The state of play: The White House did not provide any specifics to Axios on what kind of funding could be cut — and it's unclear whether the president has the power to alter or withhold any appropriated funds to states without congressional approval.
- Trump has been a vocal opponent of expanded mail-in voting, claiming without evidence that it leads to fraud and "doesn't work out well for Republicans." In today's tweets, he argued that the two states' decisions could amount to "voter fraud" and "[cheating] in elections."
- The president also tagged his chief of staff, Mark Meadows, and Treasury and budget officials in the tweets.
- Worth noting: Last week's special House election in California was held primarily by mail — and was the first time a Republican flipped a Democratic seat in the state since 1998.
What's happening: Michigan Secretary of State Jocelyn Benson announced this week that the state would send absentee voter applications to every voter by mail — not ballots, as Trump claimed. She also pointed out that several Republican-led states offered the same option.
- Nevada is holding an all-mail primary election on June 9 by mailing all active voters absentee ballots. Nevada Secretary of State Barbara Cegavske, who spearheaded the plan, is the sole statewide elected Republican in the state.
The big picture: States around the country have opted to expand voting-by-mail or the use of absentee ballots so voters don't have to risk their health by voting in-person.
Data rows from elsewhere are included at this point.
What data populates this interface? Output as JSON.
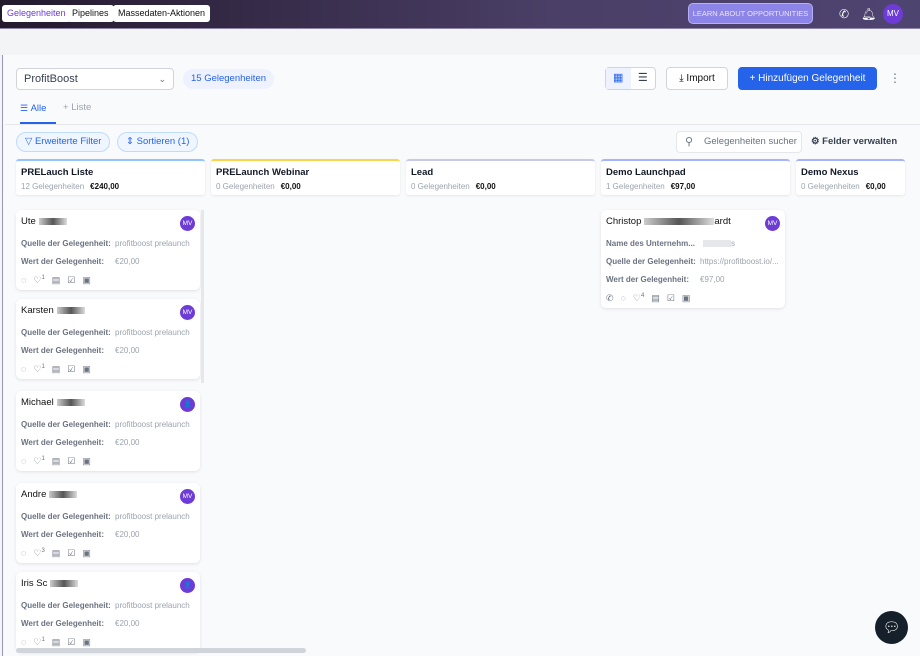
{
  "nav": {
    "tabs": [
      "Gelegenheiten",
      "Pipelines",
      "Massedaten-Aktionen"
    ],
    "learn": "LEARN ABOUT OPPORTUNITIES",
    "avatar": "MV"
  },
  "toolbar": {
    "pipeline": "ProfitBoost",
    "count": "15 Gelegenheiten",
    "import": "Import",
    "add": "Hinzufügen Gelegenheit"
  },
  "view_tabs": {
    "alle": "Alle",
    "liste": "Liste"
  },
  "filters": {
    "filter": "Erweiterte Filter",
    "sort": "Sortieren (1)",
    "search_placeholder": "Gelegenheiten sucher",
    "fields": "Felder verwalten"
  },
  "columns": [
    {
      "title": "PRELauch Liste",
      "count": "12 Gelegenheiten",
      "value": "€240,00",
      "color": "#93c5fd"
    },
    {
      "title": "PRELaunch Webinar",
      "count": "0 Gelegenheiten",
      "value": "€0,00",
      "color": "#fcd34d"
    },
    {
      "title": "Lead",
      "count": "0 Gelegenheiten",
      "value": "€0,00",
      "color": "#c7c9e8"
    },
    {
      "title": "Demo Launchpad",
      "count": "1 Gelegenheiten",
      "value": "€97,00",
      "color": "#a5b4fc"
    },
    {
      "title": "Demo Nexus",
      "count": "0 Gelegenheiten",
      "value": "€0,00",
      "color": "#a5b4fc"
    }
  ],
  "labels": {
    "source": "Quelle der Gelegenheit:",
    "value": "Wert der Gelegenheit:",
    "company": "Name des Unternehm..."
  },
  "cards": [
    {
      "name": "Ute",
      "avatar": "MV",
      "source": "profitboost prelaunch",
      "value": "€20,00",
      "badge": "1"
    },
    {
      "name": "Karsten",
      "avatar": "MV",
      "source": "profitboost prelaunch",
      "value": "€20,00",
      "badge": "1"
    },
    {
      "name": "Michael",
      "avatar": "👤",
      "source": "profitboost prelaunch",
      "value": "€20,00",
      "badge": "1"
    },
    {
      "name": "Andre",
      "avatar": "MV",
      "source": "profitboost prelaunch",
      "value": "€20,00",
      "badge": "3"
    },
    {
      "name": "Iris Sc",
      "avatar": "👤",
      "source": "profitboost prelaunch",
      "value": "€20,00",
      "badge": "1"
    }
  ],
  "demo_card": {
    "name": "Christop",
    "name_end": "ardt",
    "avatar": "MV",
    "company": "s",
    "source": "https://profitboost.io/...",
    "value": "€97,00",
    "badge": "4"
  }
}
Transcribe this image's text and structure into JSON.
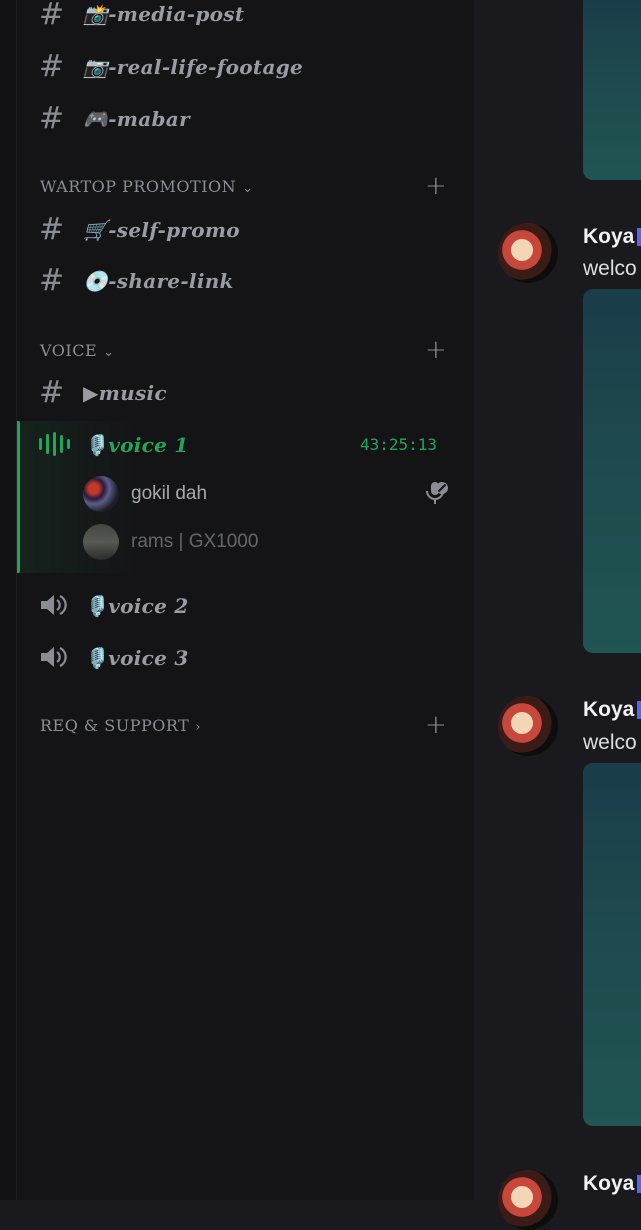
{
  "channels_top": [
    {
      "prefix": "#",
      "name": "📸-media-post"
    },
    {
      "prefix": "#",
      "name": "📷-real-life-footage"
    },
    {
      "prefix": "#",
      "name": "🎮-mabar"
    }
  ],
  "category_promo": {
    "label": "WARTOP PROMOTION",
    "chevron": "⌄"
  },
  "channels_promo": [
    {
      "prefix": "#",
      "name": "🛒-self-promo"
    },
    {
      "prefix": "#",
      "name": "💿-share-link"
    }
  ],
  "category_voice": {
    "label": "VOICE",
    "chevron": "⌄"
  },
  "channel_music": {
    "prefix": "#",
    "name": "▶music"
  },
  "voice_active": {
    "name": "🎙️voice 1",
    "timer": "43:25:13",
    "icon": "sound-wave-icon"
  },
  "voice_users": [
    {
      "name": "gokil dah",
      "status_icon": "mic-muted-icon"
    },
    {
      "name": "rams | GX1000"
    }
  ],
  "voice_channels": [
    {
      "name": "🎙️voice 2",
      "icon": "speaker-icon"
    },
    {
      "name": "🎙️voice 3",
      "icon": "speaker-icon"
    }
  ],
  "category_support": {
    "label": "REQ & SUPPORT",
    "chevron": "›"
  },
  "add_symbol": "+",
  "messages": [
    {
      "author": "Koya",
      "text": "welco"
    },
    {
      "author": "Koya",
      "text": "welco"
    },
    {
      "author": "Koya"
    }
  ],
  "colors": {
    "accent_green": "#23a559",
    "text_muted": "#8b8d94",
    "sidebar_bg": "#141416",
    "chat_bg": "#1a1a1e"
  }
}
- A new study found that Wisconsin counties which had higher numbers of in-person voting per voting location during its primary earlier this year had a higher rate of positive COVID-19 tests two to three weeks after the election compared to counties with relatively fewer in-person voters.